Sep 21, 2008

Over a thousand far-right anti-government protesters march in downtown Budapest

BUDAPEST (Reuters) - Hungarian police fired tear gas and clashed with more than a thousand anti-government protesters who attacked riot police with petrol bombs and cobblestones in Budapest on Saturday.

Protesters from the far-right gathered around a downtown monument to the Soviet Red Army, attacked police who guarded the memorial and chanted anti-government and anti-Semitic slogans.

Far-right protests have become frequent since 2006, when Prime Minister Ferenc Gyurcsany admitted in a leaked speech that he lied about the state of the economy to win re-election. His remarks were followed by Hungary's worst violence in decades.

On Saturday, police pushed hundreds of protesters, some of whom wore swastikas, through downtown streets, continuously firing tear gas.

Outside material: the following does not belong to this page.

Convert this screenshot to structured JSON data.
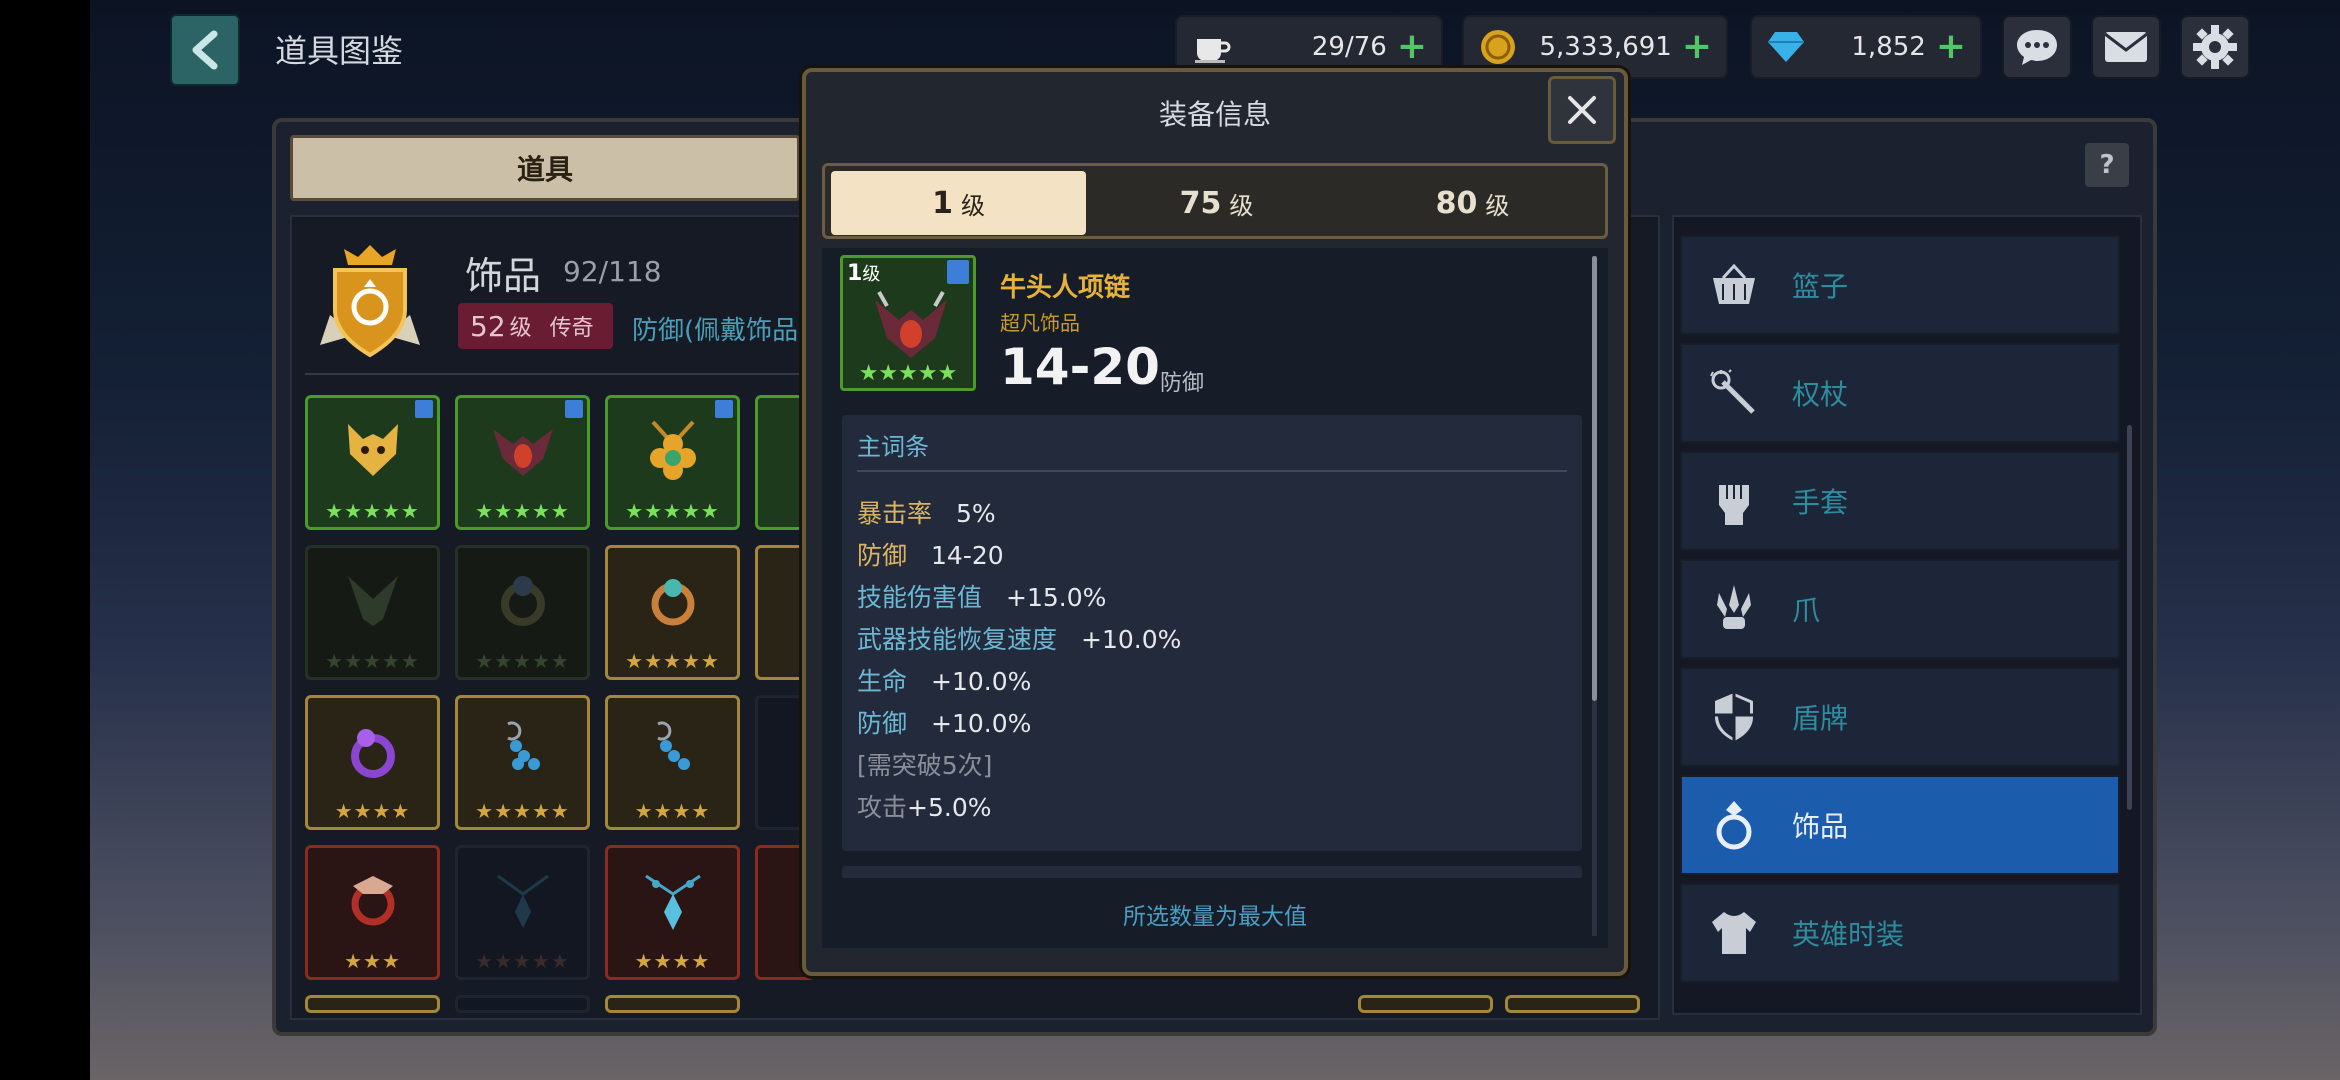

The clashes came just hours after several liberal groups, including the Democratic Charta, founded in part by the Socialist prime minister, and a Roma organization gathered in Budapest to protest against far right organizations which they said were becoming increasingly powerful and menacing.

Gyurcsany, one of Hungary's most disliked politicians, has struggled to amass popular support after his government enacted hefty tax and price hikes in 2006 to reduce the biggest budget deficit in the 27-nation European Union.

(Reporting by Balazs Koranyi)

Far right supporters stage demonstration in Budapest

Budapest, September 20 (MTI) - Simultaneously with demonstrations by the anti-violence Democratic Charter and another by Roma organisations, some 500 supporters of the radical right Jobbik party and other extreme right organisations gathered in Budapest's Heroes' Square on Saturday afternoon.

Jobbik head Gabor Vona addressed the protesters and said that "Hungary belongs to the Hungarians" and voiced hope that at the next elections his non-parliamentary party would garner a much larger share of the votes than the five percent required to get seats in the national assembly.

The demonstrators, many of whom were waving the national colours or the red-white stripes associated with the far right, are scheduled to march down Andrassy Boulevard and proceed toward central Budapest's Szabadsag Square near Parliament.

Participants of the rally have put up placards on the iron railing with which the police cordoned off a part of Heroes' Square for the demonstration, with slogans saying "Gyurcsany out" and "Dissolve parliament" or "Traitors, thieves", MTI's on-site correspondent reported.

Several hundred riot police are also reported to be deployed in nearby streets.

Below are some older videos from the demonstrations and riots of 2006. The Far-Right and fascists have been active if not spearheading many of the anti-government protests in Budapest. The government of former Stalinist turned "social democrat" Ferenc Gyurcsány has come under increasing pressure from Right and nationalist groups. The main issue used to mobilize popular opposition to the governemnt wsa the leaked audiop recordings in which Gyurcsány states, "we lied throughout the last year-and-a-half, two years. It was totally clear that what we are saying is not true. You cannot quote any significant government measure we can be proud of ".

Increasing opposition to the government corresponded to the 50th anniversary of Hungarian Revolution of 1956 in which the populace revolted against Soviet domination. The Hungarian Revolution was a mass, popular revolt that manifested itself in varying forms of revolt and attempts to create working class organizations of self-management and defense. Eventually, the Soviets ruthlessly crushed the Revolution - after calls by the Hungarian revolutionaries for international defense went ignored - and executed or imprisoned thousands.

In recent years the radical anti-authoritarian and libertarian impulses of the Revolution have been replaced by interpreting the Revolution as a purely "Nationalist" event. It's on this that the Far-Right and fascists have been able to position themselves as the true inheritors of the Hungarian rebels of '56.

The videos here is to give an idea of the mood within Budapest. I'm not always sure the political perspective that the videos are coming from, though the first one is put to the music of the California Leftwing and anarchist band, Ignite. The second song on the video is a re-done version of Bleeding, with lyrics changed to reflect the situation in Hungary.

In another video you see the crowd take control of a tank. Frightening, but simultaneously funny, the protesters drive the tank into their own ranks nearly running their own people over. In such a situation we couldn't imagine driving a tank is easy, but the main point is that the protesters are meaning some serious "direct action" against the cops as it was reported to have been used later to drive into the police.